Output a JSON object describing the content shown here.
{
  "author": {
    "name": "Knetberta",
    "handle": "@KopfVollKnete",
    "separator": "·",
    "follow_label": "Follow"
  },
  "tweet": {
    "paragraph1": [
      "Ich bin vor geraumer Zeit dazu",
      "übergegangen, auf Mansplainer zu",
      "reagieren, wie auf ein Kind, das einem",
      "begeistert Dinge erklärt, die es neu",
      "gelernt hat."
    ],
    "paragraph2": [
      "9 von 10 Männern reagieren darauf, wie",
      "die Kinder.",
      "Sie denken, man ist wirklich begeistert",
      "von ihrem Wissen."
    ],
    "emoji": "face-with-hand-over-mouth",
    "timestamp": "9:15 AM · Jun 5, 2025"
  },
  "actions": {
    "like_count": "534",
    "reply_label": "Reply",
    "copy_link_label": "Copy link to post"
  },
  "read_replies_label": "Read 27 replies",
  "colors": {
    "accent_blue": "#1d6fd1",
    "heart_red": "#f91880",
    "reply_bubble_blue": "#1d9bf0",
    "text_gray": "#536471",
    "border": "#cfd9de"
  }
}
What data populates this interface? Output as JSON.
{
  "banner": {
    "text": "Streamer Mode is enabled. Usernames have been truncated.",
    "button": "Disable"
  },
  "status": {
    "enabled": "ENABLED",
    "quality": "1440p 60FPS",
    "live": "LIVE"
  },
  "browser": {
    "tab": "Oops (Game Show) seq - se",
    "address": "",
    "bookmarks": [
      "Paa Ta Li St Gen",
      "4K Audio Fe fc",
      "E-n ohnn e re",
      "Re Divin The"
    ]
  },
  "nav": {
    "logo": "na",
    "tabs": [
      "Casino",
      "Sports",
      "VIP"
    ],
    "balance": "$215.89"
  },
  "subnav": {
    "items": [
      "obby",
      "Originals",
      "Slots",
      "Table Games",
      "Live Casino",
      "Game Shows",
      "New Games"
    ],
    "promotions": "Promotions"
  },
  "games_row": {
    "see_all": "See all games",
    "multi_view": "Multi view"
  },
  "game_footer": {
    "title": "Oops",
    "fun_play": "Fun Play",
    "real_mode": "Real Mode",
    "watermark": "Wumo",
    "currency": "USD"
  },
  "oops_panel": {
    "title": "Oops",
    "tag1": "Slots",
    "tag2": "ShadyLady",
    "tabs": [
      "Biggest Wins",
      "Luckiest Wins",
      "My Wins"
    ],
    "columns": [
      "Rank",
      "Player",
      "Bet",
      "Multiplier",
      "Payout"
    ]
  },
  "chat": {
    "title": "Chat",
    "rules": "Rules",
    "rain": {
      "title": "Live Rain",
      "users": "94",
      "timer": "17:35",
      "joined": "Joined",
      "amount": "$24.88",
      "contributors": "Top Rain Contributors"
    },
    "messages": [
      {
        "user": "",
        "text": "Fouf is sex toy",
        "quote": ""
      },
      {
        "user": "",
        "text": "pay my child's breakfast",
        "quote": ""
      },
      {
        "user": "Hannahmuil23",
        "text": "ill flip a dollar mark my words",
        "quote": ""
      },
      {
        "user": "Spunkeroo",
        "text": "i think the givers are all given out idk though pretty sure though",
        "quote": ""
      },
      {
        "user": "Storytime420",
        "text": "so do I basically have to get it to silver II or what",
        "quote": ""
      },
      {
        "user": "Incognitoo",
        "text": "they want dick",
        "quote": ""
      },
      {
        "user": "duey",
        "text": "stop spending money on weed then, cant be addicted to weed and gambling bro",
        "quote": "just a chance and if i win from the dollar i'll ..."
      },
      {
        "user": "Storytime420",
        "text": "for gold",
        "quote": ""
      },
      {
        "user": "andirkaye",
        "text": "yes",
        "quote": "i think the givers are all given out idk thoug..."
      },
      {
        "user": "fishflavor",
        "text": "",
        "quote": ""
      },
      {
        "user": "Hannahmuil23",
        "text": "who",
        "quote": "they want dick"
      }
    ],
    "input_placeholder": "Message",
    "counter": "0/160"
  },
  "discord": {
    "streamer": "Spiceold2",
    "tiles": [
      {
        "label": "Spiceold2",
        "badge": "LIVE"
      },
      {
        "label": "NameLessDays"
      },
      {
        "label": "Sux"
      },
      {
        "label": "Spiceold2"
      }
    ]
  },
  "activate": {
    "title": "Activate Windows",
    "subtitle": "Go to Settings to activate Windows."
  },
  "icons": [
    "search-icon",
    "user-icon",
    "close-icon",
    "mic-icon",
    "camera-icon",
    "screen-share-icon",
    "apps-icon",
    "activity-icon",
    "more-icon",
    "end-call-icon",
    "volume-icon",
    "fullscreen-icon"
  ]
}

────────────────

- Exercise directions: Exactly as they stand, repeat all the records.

- Exercise answer:
Output a JSON object describing the content shown here.
{
  "author": {
    "name": "Knetberta",
    "handle": "@KopfVollKnete",
    "separator": "·",
    "follow_label": "Follow"
  },
  "tweet": {
    "paragraph1": [
      "Ich bin vor geraumer Zeit dazu",
      "übergegangen, auf Mansplainer zu",
      "reagieren, wie auf ein Kind, das einem",
      "begeistert Dinge erklärt, die es neu",
      "gelernt hat."
    ],
    "paragraph2": [
      "9 von 10 Männern reagieren darauf, wie",
      "die Kinder.",
      "Sie denken, man ist wirklich begeistert",
      "von ihrem Wissen."
    ],
    "emoji": "face-with-hand-over-mouth",
    "timestamp": "9:15 AM · Jun 5, 2025"
  },
  "actions": {
    "like_count": "534",
    "reply_label": "Reply",
    "copy_link_label": "Copy link to post"
  },
  "read_replies_label": "Read 27 replies",
  "colors": {
    "accent_blue": "#1d6fd1",
    "heart_red": "#f91880",
    "reply_bubble_blue": "#1d9bf0",
    "text_gray": "#536471",
    "border": "#cfd9de"
  }
}
What data populates this interface? Output as JSON.
{
  "banner": {
    "text": "Streamer Mode is enabled. Usernames have been truncated.",
    "button": "Disable"
  },
  "status": {
    "enabled": "ENABLED",
    "quality": "1440p 60FPS",
    "live": "LIVE"
  },
  "browser": {
    "tab": "Oops (Game Show) seq - se",
    "address": "",
    "bookmarks": [
      "Paa Ta Li St Gen",
      "4K Audio Fe fc",
      "E-n ohnn e re",
      "Re Divin The"
    ]
  },
  "nav": {
    "logo": "na",
    "tabs": [
      "Casino",
      "Sports",
      "VIP"
    ],
    "balance": "$215.89"
  },
  "subnav": {
    "items": [
      "obby",
      "Originals",
      "Slots",
      "Table Games",
      "Live Casino",
      "Game Shows",
      "New Games"
    ],
    "promotions": "Promotions"
  },
  "games_row": {
    "see_all": "See all games",
    "multi_view": "Multi view"
  },
  "game_footer": {
    "title": "Oops",
    "fun_play": "Fun Play",
    "real_mode": "Real Mode",
    "watermark": "Wumo",
    "currency": "USD"
  },
  "oops_panel": {
    "title": "Oops",
    "tag1": "Slots",
    "tag2": "ShadyLady",
    "tabs": [
      "Biggest Wins",
      "Luckiest Wins",
      "My Wins"
    ],
    "columns": [
      "Rank",
      "Player",
      "Bet",
      "Multiplier",
      "Payout"
    ]
  },
  "chat": {
    "title": "Chat",
    "rules": "Rules",
    "rain": {
      "title": "Live Rain",
      "users": "94",
      "timer": "17:35",
      "joined": "Joined",
      "amount": "$24.88",
      "contributors": "Top Rain Contributors"
    },
    "messages": [
      {
        "user": "",
        "text": "Fouf is sex toy",
        "quote": ""
      },
      {
        "user": "",
        "text": "pay my child's breakfast",
        "quote": ""
      },
      {
        "user": "Hannahmuil23",
        "text": "ill flip a dollar mark my words",
        "quote": ""
      },
      {
        "user": "Spunkeroo",
        "text": "i think the givers are all given out idk though pretty sure though",
        "quote": ""
      },
      {
        "user": "Storytime420",
        "text": "so do I basically have to get it to silver II or what",
        "quote": ""
      },
      {
        "user": "Incognitoo",
        "text": "they want dick",
        "quote": ""
      },
      {
        "user": "duey",
        "text": "stop spending money on weed then, cant be addicted to weed and gambling bro",
        "quote": "just a chance and if i win from the dollar i'll ..."
      },
      {
        "user": "Storytime420",
        "text": "for gold",
        "quote": ""
      },
      {
        "user": "andirkaye",
        "text": "yes",
        "quote": "i think the givers are all given out idk thoug..."
      },
      {
        "user": "fishflavor",
        "text": "",
        "quote": ""
      },
      {
        "user": "Hannahmuil23",
        "text": "who",
        "quote": "they want dick"
      }
    ],
    "input_placeholder": "Message",
    "counter": "0/160"
  },
  "discord": {
    "streamer": "Spiceold2",
    "tiles": [
      {
        "label": "Spiceold2",
        "badge": "LIVE"
      },
      {
        "label": "NameLessDays"
      },
      {
        "label": "Sux"
      },
      {
        "label": "Spiceold2"
      }
    ]
  },
  "activate": {
    "title": "Activate Windows",
    "subtitle": "Go to Settings to activate Windows."
  },
  "icons": [
    "search-icon",
    "user-icon",
    "close-icon",
    "mic-icon",
    "camera-icon",
    "screen-share-icon",
    "apps-icon",
    "activity-icon",
    "more-icon",
    "end-call-icon",
    "volume-icon",
    "fullscreen-icon"
  ]
}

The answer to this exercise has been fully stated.